Show only those lines of the entries where the string "size" is found.

(Records shown):
◆ ◆ ◆ ◆

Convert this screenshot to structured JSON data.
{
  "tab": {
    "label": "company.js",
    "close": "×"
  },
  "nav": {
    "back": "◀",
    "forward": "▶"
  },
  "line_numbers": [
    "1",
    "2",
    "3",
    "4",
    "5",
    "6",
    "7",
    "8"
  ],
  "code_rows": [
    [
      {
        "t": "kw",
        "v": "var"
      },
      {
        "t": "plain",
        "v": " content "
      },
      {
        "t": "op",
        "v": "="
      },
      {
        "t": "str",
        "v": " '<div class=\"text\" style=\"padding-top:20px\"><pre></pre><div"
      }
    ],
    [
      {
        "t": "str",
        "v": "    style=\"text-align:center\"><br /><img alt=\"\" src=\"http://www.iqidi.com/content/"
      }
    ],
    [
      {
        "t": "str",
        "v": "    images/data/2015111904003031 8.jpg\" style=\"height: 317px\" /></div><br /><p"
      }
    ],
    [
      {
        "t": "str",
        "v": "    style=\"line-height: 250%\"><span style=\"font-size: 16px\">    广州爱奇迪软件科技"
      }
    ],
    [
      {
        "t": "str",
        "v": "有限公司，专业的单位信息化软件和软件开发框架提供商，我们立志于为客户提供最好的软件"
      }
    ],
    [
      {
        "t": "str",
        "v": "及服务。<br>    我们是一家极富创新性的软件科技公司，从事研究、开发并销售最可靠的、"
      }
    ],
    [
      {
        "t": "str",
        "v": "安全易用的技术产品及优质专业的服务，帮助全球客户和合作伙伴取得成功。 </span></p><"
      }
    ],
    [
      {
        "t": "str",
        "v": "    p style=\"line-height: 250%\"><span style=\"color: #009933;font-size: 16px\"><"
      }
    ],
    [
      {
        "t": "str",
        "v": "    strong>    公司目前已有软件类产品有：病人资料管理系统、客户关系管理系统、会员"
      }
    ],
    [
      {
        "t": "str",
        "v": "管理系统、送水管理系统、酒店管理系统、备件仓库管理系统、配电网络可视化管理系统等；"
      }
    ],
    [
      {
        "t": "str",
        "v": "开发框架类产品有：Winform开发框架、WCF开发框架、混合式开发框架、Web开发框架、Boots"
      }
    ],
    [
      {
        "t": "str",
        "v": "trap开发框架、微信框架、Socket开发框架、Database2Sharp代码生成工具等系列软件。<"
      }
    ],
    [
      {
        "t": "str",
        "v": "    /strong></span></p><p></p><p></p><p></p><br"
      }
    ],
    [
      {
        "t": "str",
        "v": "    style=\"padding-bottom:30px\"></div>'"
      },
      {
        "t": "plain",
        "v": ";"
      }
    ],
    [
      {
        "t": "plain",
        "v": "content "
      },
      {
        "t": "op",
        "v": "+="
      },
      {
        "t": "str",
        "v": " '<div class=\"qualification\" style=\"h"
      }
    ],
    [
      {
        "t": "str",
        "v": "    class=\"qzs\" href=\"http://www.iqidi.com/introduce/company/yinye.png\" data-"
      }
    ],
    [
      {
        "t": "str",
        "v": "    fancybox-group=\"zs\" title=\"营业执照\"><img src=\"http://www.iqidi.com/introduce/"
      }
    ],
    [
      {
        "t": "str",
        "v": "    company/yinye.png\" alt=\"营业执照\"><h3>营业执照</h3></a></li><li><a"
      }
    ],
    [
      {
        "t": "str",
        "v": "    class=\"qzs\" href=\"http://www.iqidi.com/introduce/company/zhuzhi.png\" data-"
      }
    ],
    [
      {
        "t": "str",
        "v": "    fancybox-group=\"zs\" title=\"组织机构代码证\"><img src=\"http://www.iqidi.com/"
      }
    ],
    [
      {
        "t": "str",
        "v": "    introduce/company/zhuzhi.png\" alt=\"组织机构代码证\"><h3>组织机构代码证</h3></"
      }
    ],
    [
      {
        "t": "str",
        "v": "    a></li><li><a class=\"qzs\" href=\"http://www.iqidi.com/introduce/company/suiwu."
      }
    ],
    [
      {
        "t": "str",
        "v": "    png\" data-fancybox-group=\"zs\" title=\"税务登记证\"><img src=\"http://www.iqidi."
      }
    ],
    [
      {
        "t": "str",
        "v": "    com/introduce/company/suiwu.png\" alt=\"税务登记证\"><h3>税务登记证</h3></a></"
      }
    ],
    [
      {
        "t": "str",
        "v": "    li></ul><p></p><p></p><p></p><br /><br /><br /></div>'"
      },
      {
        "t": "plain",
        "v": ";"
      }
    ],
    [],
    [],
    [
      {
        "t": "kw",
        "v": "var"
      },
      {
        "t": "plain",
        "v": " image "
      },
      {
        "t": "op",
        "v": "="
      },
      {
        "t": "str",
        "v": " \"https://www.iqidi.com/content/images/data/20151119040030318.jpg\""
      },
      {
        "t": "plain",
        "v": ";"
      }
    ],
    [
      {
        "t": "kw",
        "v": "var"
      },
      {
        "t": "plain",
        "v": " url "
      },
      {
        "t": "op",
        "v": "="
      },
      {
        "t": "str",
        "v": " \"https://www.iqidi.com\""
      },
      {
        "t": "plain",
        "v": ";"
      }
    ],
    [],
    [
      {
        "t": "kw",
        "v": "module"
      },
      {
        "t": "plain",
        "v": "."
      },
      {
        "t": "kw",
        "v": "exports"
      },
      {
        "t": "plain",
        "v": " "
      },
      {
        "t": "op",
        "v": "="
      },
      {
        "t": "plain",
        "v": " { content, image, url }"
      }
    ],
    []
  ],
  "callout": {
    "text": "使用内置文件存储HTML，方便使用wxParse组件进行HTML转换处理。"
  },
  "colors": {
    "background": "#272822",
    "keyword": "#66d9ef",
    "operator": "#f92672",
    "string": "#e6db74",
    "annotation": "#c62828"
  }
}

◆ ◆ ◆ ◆

(Task result):
        "v": "    style=\"line-height: 250%\"><span style=\"font-size: 16px\">    广州爱奇迪软件科技"
        "v": "    p style=\"line-height: 250%\"><span style=\"color: #009933;font-size: 16px\"><"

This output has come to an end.